- Cattani D, de Liz Oliveira Cavalli VL, Rieg CEH, et al. Mechanisms underlying the neurotoxicity induced by glyphosate-based herbicide in immature rat hippocampus: involvement of glutamate excitotoxicity. Toxicology. 2014;329:34-45.
- Cattani D, Cesconetto PA, Tavares MK, et al. Developmental exposure to glyphosate-based herbicide and depressive-like behavior in adult offspring: implication of glutamate excitotoxicity and oxidative stress. Toxicology. 2017;387:67-80.
- Mathews DC, Henter ID, Zarate CA. Targeting the glutamatergic system to treat major depressive disorder: rationale and progress to date. Drugs. 2012;72(10):1313-1333.
- Beecham JE, Seneff S. The possible link between autism and glyphosate acting as glycine mimetic – a review of evidence from the literature with analysis. J Mol Genet Med. 2015;9:4.
- Bolton PF, Carcani-Rathwell I, Hutton J, et al. Epilepsy in autism: features and correlates. Br J Psychiatry. 2011;198(4):289294.
- López-Pérez SJ, Ureña-Guerrero ME, Morales-Villagrán A. Monosodium glutamate neonatal treatment as a seizure and excitotoxic model.
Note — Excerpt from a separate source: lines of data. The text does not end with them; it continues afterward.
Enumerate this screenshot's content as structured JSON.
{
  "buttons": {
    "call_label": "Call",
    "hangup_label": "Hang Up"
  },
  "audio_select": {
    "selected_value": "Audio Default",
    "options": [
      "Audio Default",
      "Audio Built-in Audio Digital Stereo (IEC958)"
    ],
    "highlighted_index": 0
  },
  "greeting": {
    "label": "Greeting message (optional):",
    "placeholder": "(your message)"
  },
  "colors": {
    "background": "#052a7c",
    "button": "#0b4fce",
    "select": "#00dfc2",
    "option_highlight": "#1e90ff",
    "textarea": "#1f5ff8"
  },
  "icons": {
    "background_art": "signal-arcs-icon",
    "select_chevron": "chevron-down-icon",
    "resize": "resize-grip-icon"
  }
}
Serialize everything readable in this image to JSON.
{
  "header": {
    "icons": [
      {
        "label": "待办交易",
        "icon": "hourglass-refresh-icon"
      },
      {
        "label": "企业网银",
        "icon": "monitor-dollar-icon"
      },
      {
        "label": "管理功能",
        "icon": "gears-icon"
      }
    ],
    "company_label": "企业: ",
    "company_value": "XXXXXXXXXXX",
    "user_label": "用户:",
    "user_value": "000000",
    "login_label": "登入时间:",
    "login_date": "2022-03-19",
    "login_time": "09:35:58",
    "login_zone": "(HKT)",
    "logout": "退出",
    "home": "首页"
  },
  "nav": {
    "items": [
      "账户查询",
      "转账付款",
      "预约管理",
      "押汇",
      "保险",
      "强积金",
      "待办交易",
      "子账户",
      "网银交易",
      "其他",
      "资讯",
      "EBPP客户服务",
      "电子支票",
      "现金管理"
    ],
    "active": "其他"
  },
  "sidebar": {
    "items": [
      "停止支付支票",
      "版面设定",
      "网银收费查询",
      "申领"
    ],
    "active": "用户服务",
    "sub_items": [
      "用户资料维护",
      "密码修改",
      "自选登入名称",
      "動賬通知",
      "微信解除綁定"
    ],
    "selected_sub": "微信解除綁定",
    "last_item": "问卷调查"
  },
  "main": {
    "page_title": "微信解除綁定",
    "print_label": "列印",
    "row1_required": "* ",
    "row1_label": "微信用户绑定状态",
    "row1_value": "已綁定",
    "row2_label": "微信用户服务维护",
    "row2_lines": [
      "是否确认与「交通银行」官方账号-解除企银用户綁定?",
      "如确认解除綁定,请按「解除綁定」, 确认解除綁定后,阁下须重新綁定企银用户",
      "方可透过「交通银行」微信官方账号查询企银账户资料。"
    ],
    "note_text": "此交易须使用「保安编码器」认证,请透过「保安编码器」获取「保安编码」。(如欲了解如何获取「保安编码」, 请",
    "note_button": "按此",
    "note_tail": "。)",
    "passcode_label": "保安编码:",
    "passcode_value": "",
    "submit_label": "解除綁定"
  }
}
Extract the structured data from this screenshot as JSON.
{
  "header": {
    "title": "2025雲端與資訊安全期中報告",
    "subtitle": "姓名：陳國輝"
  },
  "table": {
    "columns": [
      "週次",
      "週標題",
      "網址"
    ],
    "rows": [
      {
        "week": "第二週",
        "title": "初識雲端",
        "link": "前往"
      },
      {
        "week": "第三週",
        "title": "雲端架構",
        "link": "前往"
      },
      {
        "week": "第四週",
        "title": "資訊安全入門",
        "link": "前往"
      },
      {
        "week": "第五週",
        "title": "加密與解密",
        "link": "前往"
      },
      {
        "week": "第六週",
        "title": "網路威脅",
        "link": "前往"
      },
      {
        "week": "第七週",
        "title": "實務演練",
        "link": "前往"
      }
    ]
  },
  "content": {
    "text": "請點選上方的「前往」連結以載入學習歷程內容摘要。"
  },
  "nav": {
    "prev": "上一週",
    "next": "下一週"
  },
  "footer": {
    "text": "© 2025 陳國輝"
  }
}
Brain Res. 2010;1317:246-256.
- Meldrum BS. The role of glutamate in epilepsy and other CNS disorders. Neurology. 1994;44(11 Suppl 8):S14-23.
- Harada M, Taki MM, Nose A, et al. Non-invasive evaluation of the GABAergic/glutamatergic system in autistic patients observed by MEGA-editing proton MR spectroscopy using a clinical 3 tesla instrument. J Autism Dev Disord. 2011;41(4):447-454.
- Page LA, Daly E, Schmitz N, et al. In vivo 1H-magnetic resonance spectroscopy study of amygdala-hippocampal and parietal regions in autism. Am J Psychiatry. 2006;163(12):2189-2192.
- Shimmura C, Suda S, Tsuchiya KJ, et al. Alteration of plasma glutamate and glutamine levels in children with high-functioning autism. PLoS One. 2011;6(10):e25340.
- Fatemi SH. The hyperglutamatergic hypothesis of autism. Prog Neuropsychopharmacol Biol Psychiatry. 2008;32(3):911.
- Rojas DC. The role of glutamate and its receptors in autism and the use of glutamate receptor antagonists in treatment. J Neural Transm (Vienna). 2014;121(8):891-905.
- De Angelis M, Piccolo M, Vannini L, et al. Fecal microbiota and metabolome of children with autism and pervasive developmental disorder not otherwise specified. PLoS One. 2013;8(10):e76993.
- Krüger M, Schrödl W, Neuhaus J, Ali Shehata A. Field investigations of glyphosate in urine of Danish dairy cows. J Environ Anal Toxicol. 2013;3:5.
- Samsel A, Seneff S. Glyphosate, pathways to modern diseases III: Manganese, neurological diseases, and associated pathologies. Surg Neurol Int. 2015;6:45.
- The Autism Community in Action (TACA). Glutamate. https://tacanow.org/family-resources/glutamate/.